▶ [What the task asks] Omit the images and retype the records verbatim.

Exercise data below:

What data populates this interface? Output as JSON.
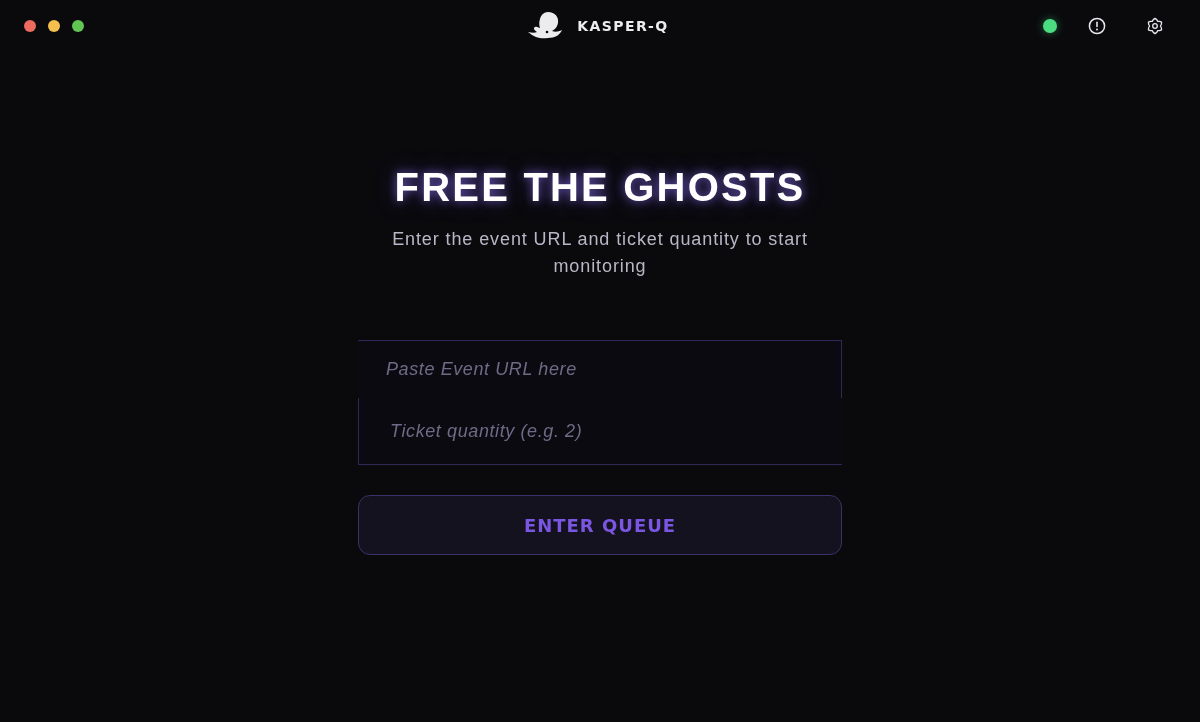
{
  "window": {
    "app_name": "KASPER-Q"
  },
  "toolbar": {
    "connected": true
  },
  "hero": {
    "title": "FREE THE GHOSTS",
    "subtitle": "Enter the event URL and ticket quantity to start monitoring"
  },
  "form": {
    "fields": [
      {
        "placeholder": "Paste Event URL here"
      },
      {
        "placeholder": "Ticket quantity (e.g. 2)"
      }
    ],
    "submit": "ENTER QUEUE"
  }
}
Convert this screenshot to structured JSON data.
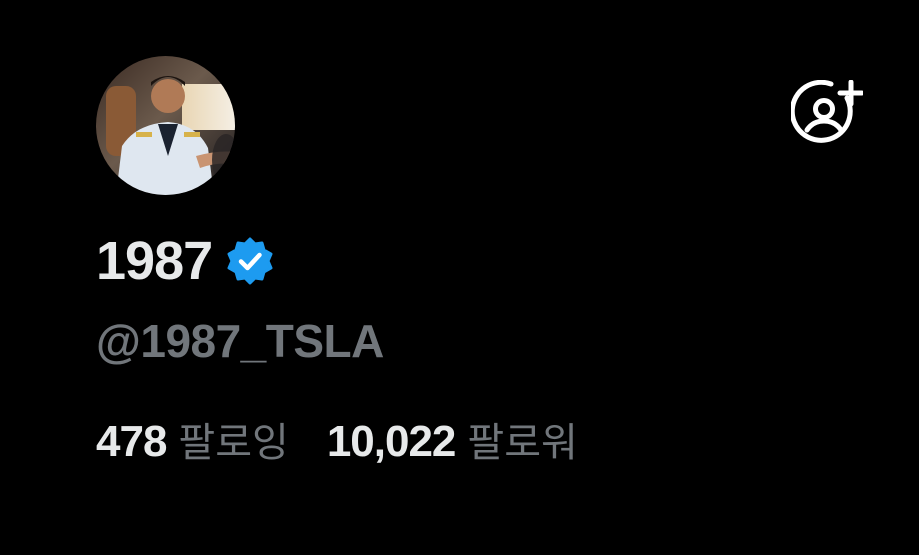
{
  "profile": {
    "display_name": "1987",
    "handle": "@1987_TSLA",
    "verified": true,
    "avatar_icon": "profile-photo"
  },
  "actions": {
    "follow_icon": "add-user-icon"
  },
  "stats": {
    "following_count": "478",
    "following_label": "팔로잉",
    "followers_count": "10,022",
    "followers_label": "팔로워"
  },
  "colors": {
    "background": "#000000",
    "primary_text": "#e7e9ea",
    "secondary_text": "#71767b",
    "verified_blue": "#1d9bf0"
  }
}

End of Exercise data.

▶ [Answer area]
What data populates this interface? Output as JSON.
{
  "window": {
    "app_name": "KASPER-Q"
  },
  "toolbar": {
    "connected": true
  },
  "hero": {
    "title": "FREE THE GHOSTS",
    "subtitle": "Enter the event URL and ticket quantity to start monitoring"
  },
  "form": {
    "fields": [
      {
        "placeholder": "Paste Event URL here"
      },
      {
        "placeholder": "Ticket quantity (e.g. 2)"
      }
    ],
    "submit": "ENTER QUEUE"
  }
}
Convert this screenshot to structured JSON data.
{
  "profile": {
    "display_name": "1987",
    "handle": "@1987_TSLA",
    "verified": true,
    "avatar_icon": "profile-photo"
  },
  "actions": {
    "follow_icon": "add-user-icon"
  },
  "stats": {
    "following_count": "478",
    "following_label": "팔로잉",
    "followers_count": "10,022",
    "followers_label": "팔로워"
  },
  "colors": {
    "background": "#000000",
    "primary_text": "#e7e9ea",
    "secondary_text": "#71767b",
    "verified_blue": "#1d9bf0"
  }
}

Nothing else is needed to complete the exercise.